Many also argue that it is an invasion of privacy to draw blood, and it remains within someone’s rights to turn down a blood test.

Certain Minnesota jurisdictions are pilot-testing two roadside saliva intoxication tests that also detect opioids and methamphetamine. The devices are on the road now with select patrol cars but can only be used with the consent of the detained. Also, results aren’t permissible in court.

Tests for driving high

Back in Orange County, deputies are using alcohol DUI tests, like tracking eye gaze for abnormalities, balance tests like the one-leg stand, and the classic finger-to-nose. Whether someone needs the test depends on the deputy.

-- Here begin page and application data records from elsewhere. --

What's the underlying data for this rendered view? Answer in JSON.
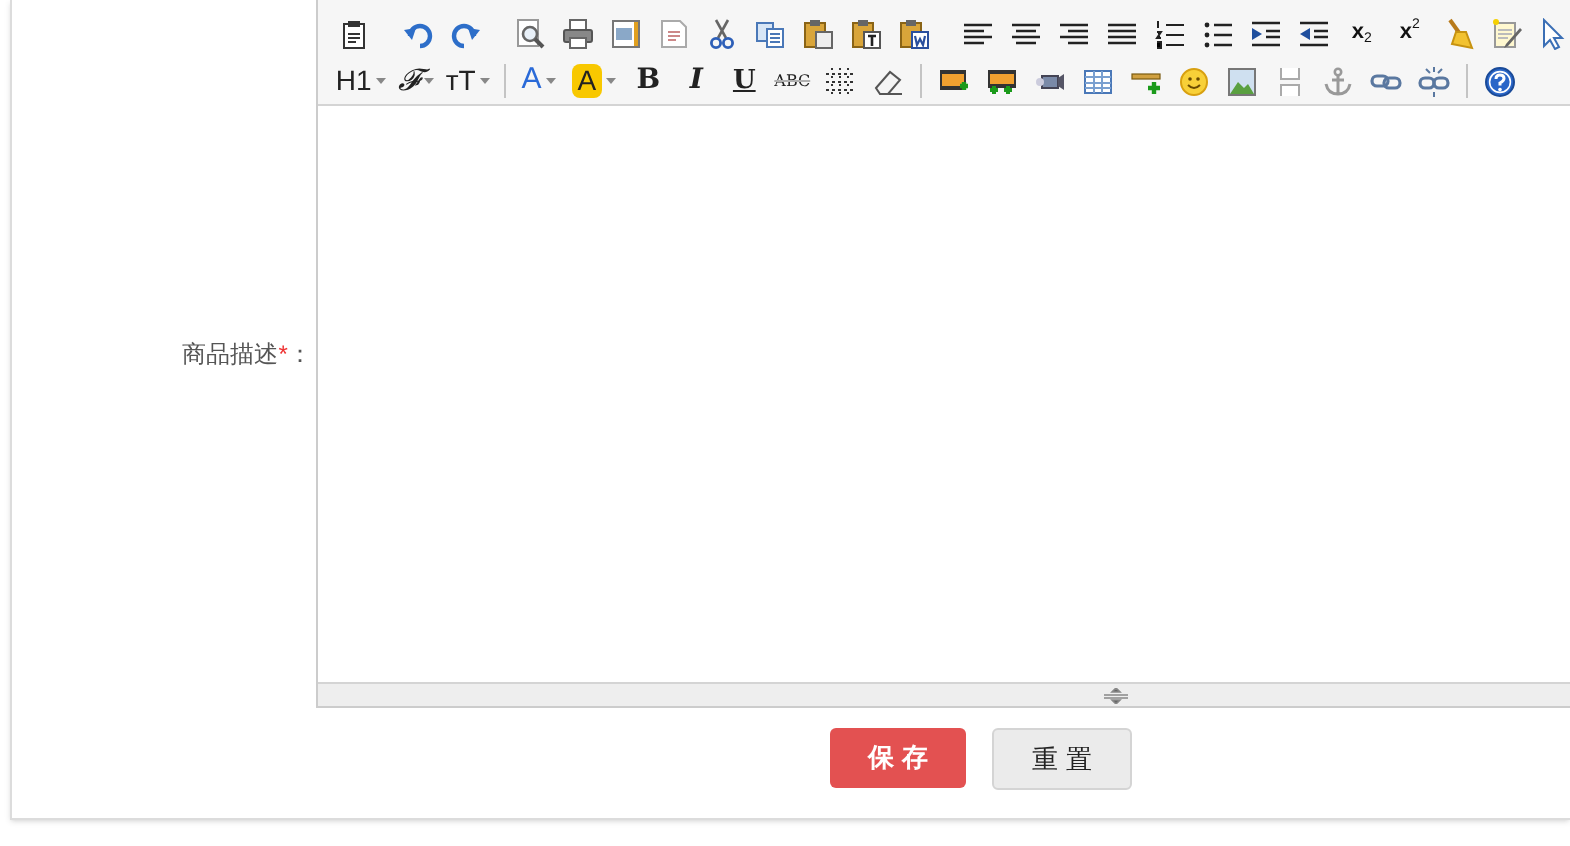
{
  "field": {
    "label": "商品描述",
    "required_mark": "*",
    "colon": "："
  },
  "editor": {
    "toolbar": [
      [
        {
          "kind": "icon"
        },
        {
          "kind": "separator"
        },
        {
          "kind": "icon"
        },
        {
          "kind": "icon"
        },
        {
          "kind": "separator"
        },
        {
          "kind": "icon"
        },
        {
          "kind": "icon"
        },
        {
          "kind": "icon"
        },
        {
          "kind": "icon"
        },
        {
          "kind": "icon"
        },
        {
          "kind": "icon"
        },
        {
          "kind": "icon"
        },
        {
          "kind": "icon"
        },
        {
          "kind": "icon"
        },
        {
          "kind": "separator"
        },
        {
          "kind": "icon"
        },
        {
          "kind": "icon"
        },
        {
          "kind": "icon"
        },
        {
          "kind": "icon"
        },
        {
          "kind": "icon"
        },
        {
          "kind": "icon"
        },
        {
          "kind": "icon"
        },
        {
          "kind": "icon"
        },
        {
          "kind": "sub",
          "label": "x",
          "script": "2"
        },
        {
          "kind": "sup",
          "label": "x",
          "script": "2"
        },
        {
          "kind": "icon"
        },
        {
          "kind": "icon"
        },
        {
          "kind": "icon"
        }
      ],
      [
        {
          "kind": "text",
          "label": "H1",
          "dropdown": true
        },
        {
          "kind": "script-text",
          "label": "𝓕",
          "dropdown": true
        },
        {
          "kind": "text",
          "label": "тT",
          "dropdown": true
        },
        {
          "kind": "separator"
        },
        {
          "kind": "color-text",
          "label": "A",
          "dropdown": true
        },
        {
          "kind": "highlight-text",
          "label": "A",
          "dropdown": true
        },
        {
          "kind": "bold",
          "label": "B"
        },
        {
          "kind": "italic",
          "label": "I"
        },
        {
          "kind": "underline",
          "label": "U"
        },
        {
          "kind": "strike",
          "label": "ABC"
        },
        {
          "kind": "icon"
        },
        {
          "kind": "icon"
        },
        {
          "kind": "separator"
        },
        {
          "kind": "icon"
        },
        {
          "kind": "icon"
        },
        {
          "kind": "icon"
        },
        {
          "kind": "icon"
        },
        {
          "kind": "icon"
        },
        {
          "kind": "icon"
        },
        {
          "kind": "icon"
        },
        {
          "kind": "icon"
        },
        {
          "kind": "icon"
        },
        {
          "kind": "icon"
        },
        {
          "kind": "icon"
        },
        {
          "kind": "separator"
        },
        {
          "kind": "icon"
        }
      ]
    ]
  },
  "buttons": [
    {
      "label": "保 存",
      "kind": "primary"
    },
    {
      "label": "重 置",
      "kind": "secondary"
    }
  ]
}
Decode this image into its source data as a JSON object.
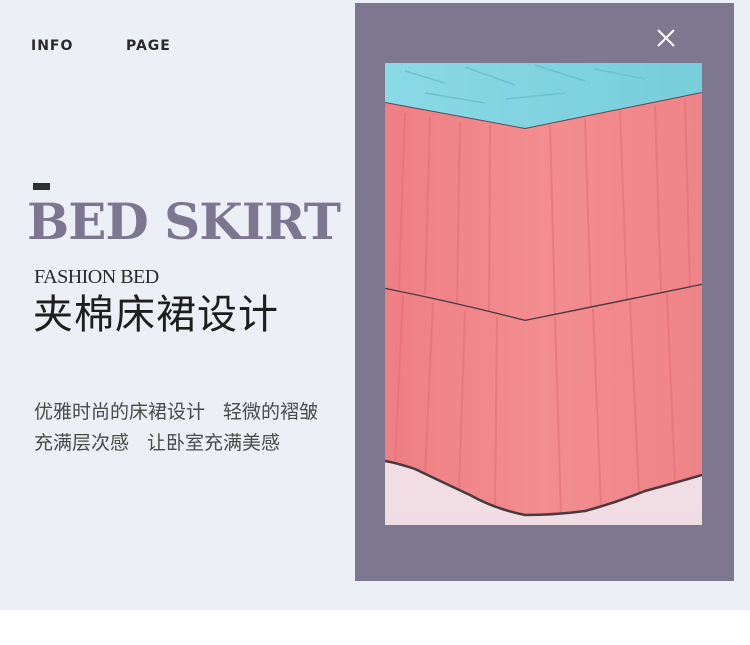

“After a deputy completes their investigation and considers the totality of the circumstances, the deputy will form an opinion as to whether the driver is under the influence and can or cannot operate a vehicle safely,” said Sgt. Gonzalez. “This includes evidence gathered during the vehicle in motion, personal contact, and pre-arrest screening, which is the same for alcohol-impaired driving.”

Turns out, most officers are in a bit of a predicament when it comes to weed on the road. No method is widely accepted by law enforcement to detect driving while high. Additionally, there isn’t a set point of inebriation like 0.08 percent blood alcohol content with alcohol.

These areas of research and training haven’t expanded despite the foothold of legalization, but pilot programs foretell development to come. Until then, and after, the best rule of thumb for weed and the road is to never drive high.

Cara Wietstock is senior content producer of GreenState.com and has been working in the cannabis space since 2011. She has covered the cannabis business beat for Ganjapreneur and The Spokesman Review. You can find her living in Bellingham, Washington with her husband, son, and a small zoo of pets.